Jordan x Paris Saint Germain

Following on from the accidental success of its home kit, PSG has now created something of a diffusion line, its very own ‘X’ collaboration with Nike Jordan – who interestingly, are very much pioneers in the field of sportswear as streetwear. Looking at the pieces, it’s not too hard to imagine that they might become the official PSG kit one day. Also looking for credibility (not to mention a Champions League) is Juventus – which has formed an unlikely allegiance with Palace Skateboards. At first, there was a rumour Palace was actually going to be doing the official kit, but Adidas quickly quelled that by releasing probably the worst Juve kit in years.
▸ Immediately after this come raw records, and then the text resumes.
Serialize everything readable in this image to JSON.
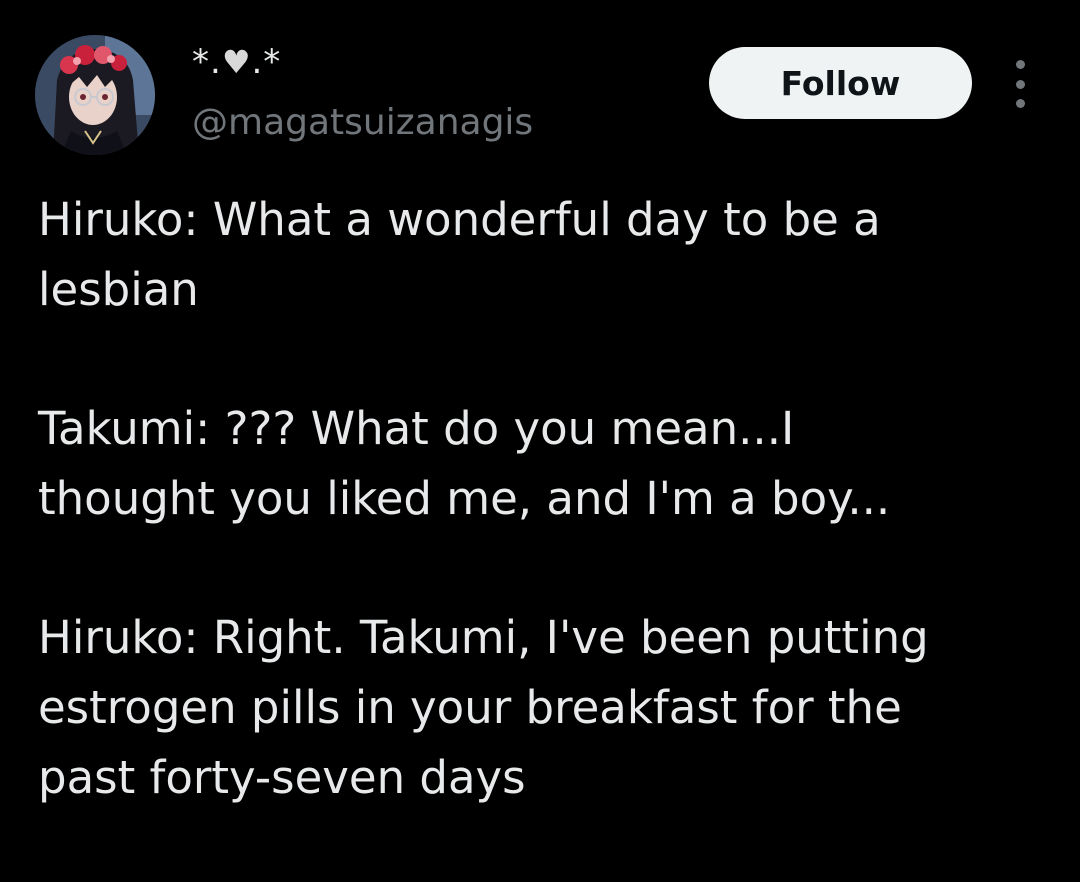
{
  "author": {
    "display_name_prefix": "*.",
    "display_name_heart": "♥",
    "display_name_suffix": ".*",
    "handle": "@magatsuizanagis",
    "avatar_icon": "anime-avatar-icon"
  },
  "actions": {
    "follow_label": "Follow",
    "more_icon": "more-vertical-icon"
  },
  "post": {
    "paragraphs": [
      {
        "lines": [
          "Hiruko: What a wonderful day to be a",
          "lesbian"
        ]
      },
      {
        "lines": [
          "Takumi: ??? What do you mean...I",
          "thought you liked me, and I'm a boy..."
        ]
      },
      {
        "lines": [
          "Hiruko: Right. Takumi, I've been putting",
          "estrogen pills in your breakfast for the",
          "past forty-seven days"
        ]
      }
    ]
  },
  "colors": {
    "background": "#000000",
    "text_primary": "#e7e9ea",
    "text_secondary": "#71767b",
    "follow_button_bg": "#eff3f4",
    "follow_button_text": "#0f1419"
  }
}
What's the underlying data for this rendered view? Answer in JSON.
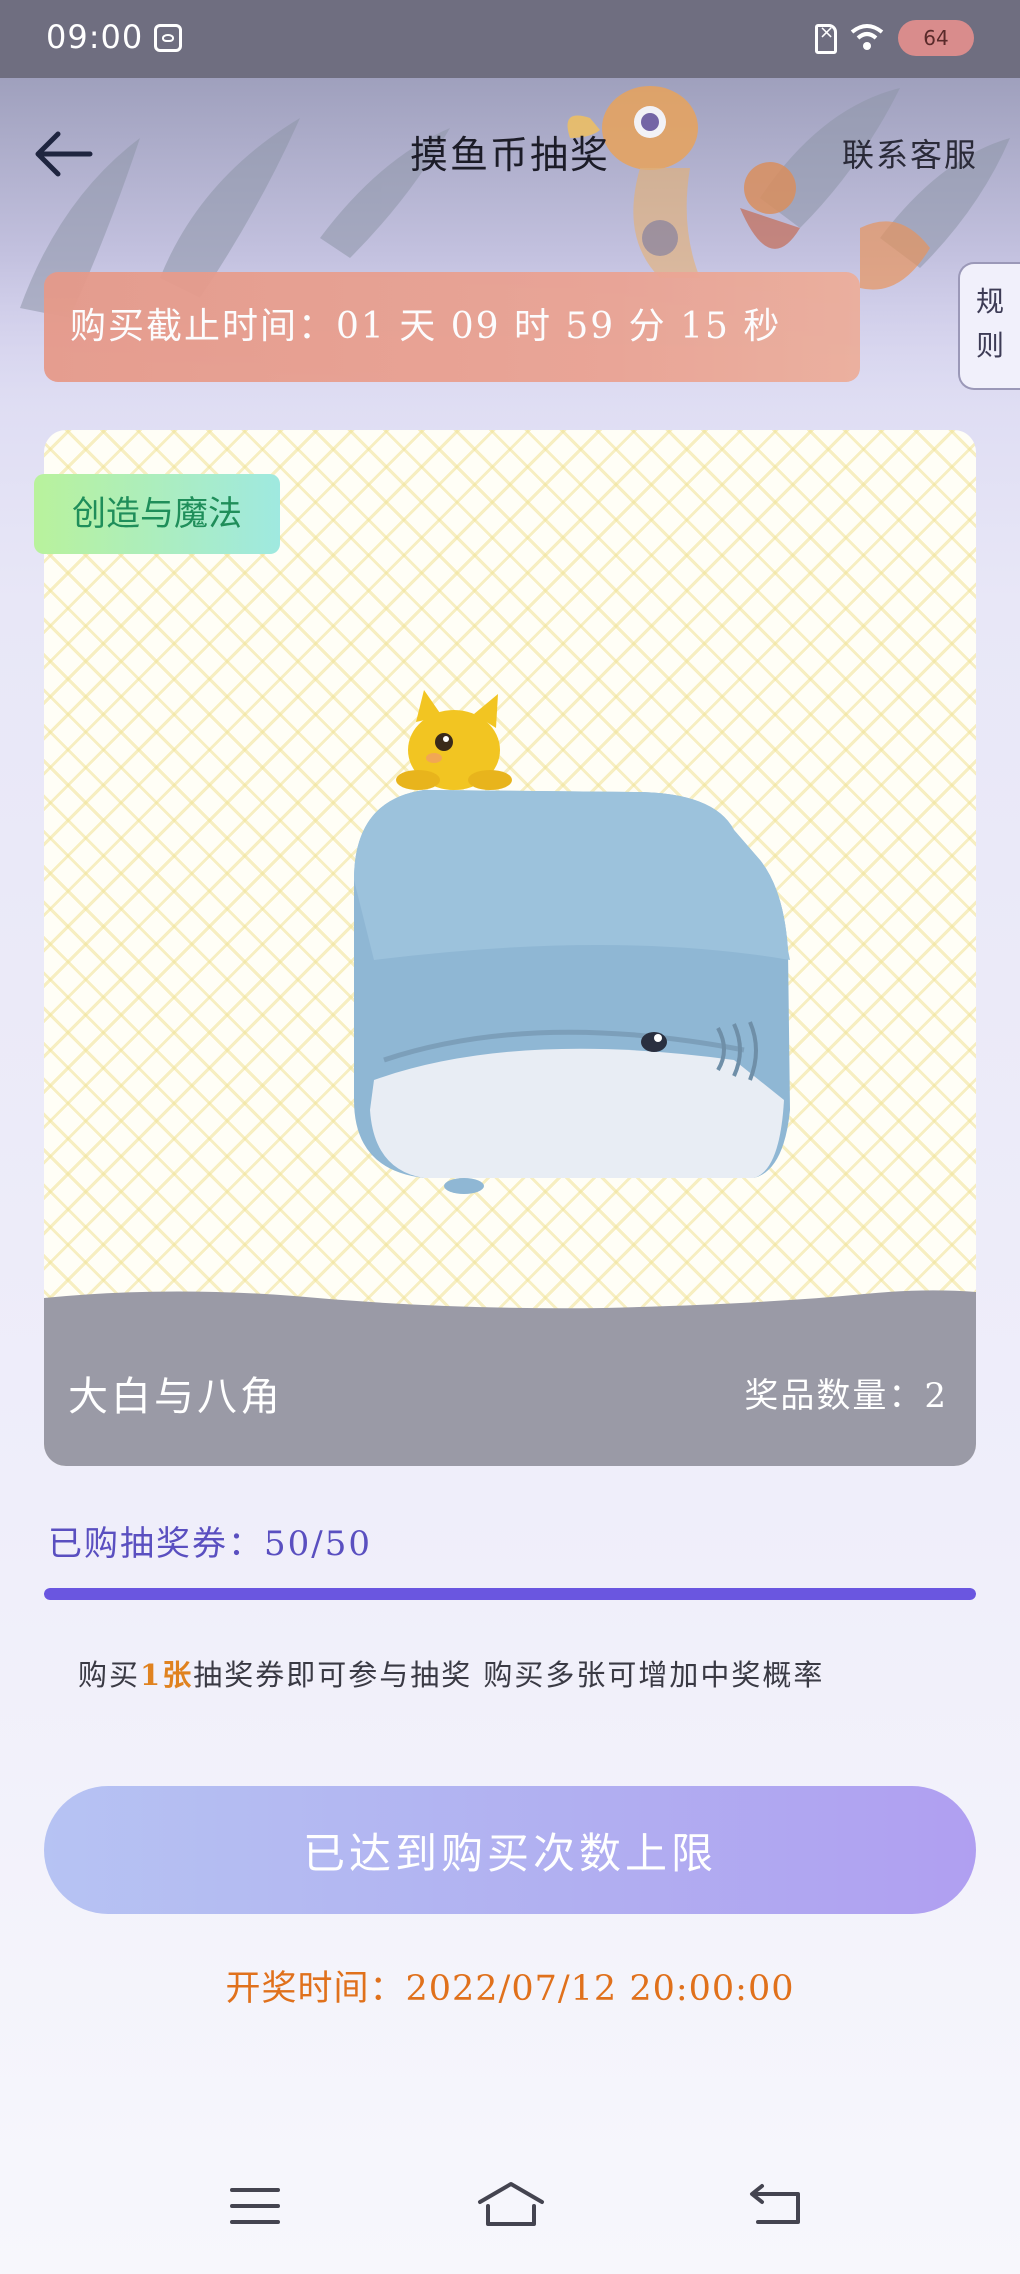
{
  "status_bar": {
    "time": "09:00",
    "battery": "64",
    "icons": [
      "app-icon",
      "sim-icon",
      "wifi-icon",
      "battery-icon"
    ]
  },
  "header": {
    "title": "摸鱼币抽奖",
    "contact": "联系客服",
    "back_icon": "arrow-left-icon"
  },
  "deadline": {
    "text": "购买截止时间：01 天 09 时 59 分 15 秒"
  },
  "rules_tab": {
    "line1": "规",
    "line2": "则"
  },
  "prize": {
    "category": "创造与魔法",
    "name": "大白与八角",
    "quantity_text": "奖品数量：2"
  },
  "tickets": {
    "text": "已购抽奖券：50/50",
    "purchased": 50,
    "total": 50
  },
  "hint": {
    "before": "购买",
    "highlight": "1张",
    "after": "抽奖券即可参与抽奖 购买多张可增加中奖概率"
  },
  "action_button": {
    "label": "已达到购买次数上限"
  },
  "draw_time": {
    "text": "开奖时间：2022/07/12 20:00:00"
  },
  "nav": {
    "icons": [
      "menu-icon",
      "home-icon",
      "back-icon"
    ]
  },
  "colors": {
    "accent": "#6a56e0",
    "highlight": "#e0821f",
    "banner": "#e69a8a"
  }
}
Cristiano Ronaldo might not be wearing Palace just yet, but the collaboration shows the ambition of both Palace and Juventus, both in their own sectors and in the global market of cool where a football team can now be as hip as a brand or rapper if they want to be.

Palace x Juventus

There are other examples of a kind of growing ambition in this field keep coming: Chelsea’s latest away shirt pays homage to the club’s association with the Kings Road, paying tribute to its mod/ska history with a Fred Perry-esque collar. Reactions are mixed, but it certainly beats some of the recent offerings which seem to have been aimed at 14-year-old chat stream nerds in Atlanta and Kuala Lumpur. It’s a shame that the home kit, with its borderline deep-V neck and lame pattern effect doesn’t look half as good. Then there’s the 2018 Nigeria World Cup kit – which became a real hot piece for even the casual fan, far more so than any of the more established team’s efforts – most likely because it wasn’t scared to be bold, on-trend, and understanding of the culture of the team it was worn by. Resellers went crazy for it and it’s already been re-released a number of times, like the best Air Jordan shoes.

And don’t forget the tracksuits and training wear – once upon a time only worn by club physios – but in the age of athleisure, deeply fashionable. Naturally, PSG seems to lead the charge in this.

Nigerian 2018 World Cup Kit

Football is starting to broaden its aesthetic horizons. We might be a long way off seeing the Virgil Abloh X Stoke City home kit we all really want to see, but clubs are certainly looking towards the streets and the catwalks for inspiration, and that can only be a good thing. As long as it stays interesting and collaborative, rather than hackneyed and cynical, we might just be looking at a new golden era of football kits. Or those ‘worst kits ever’ blogs might have a few more entries yet.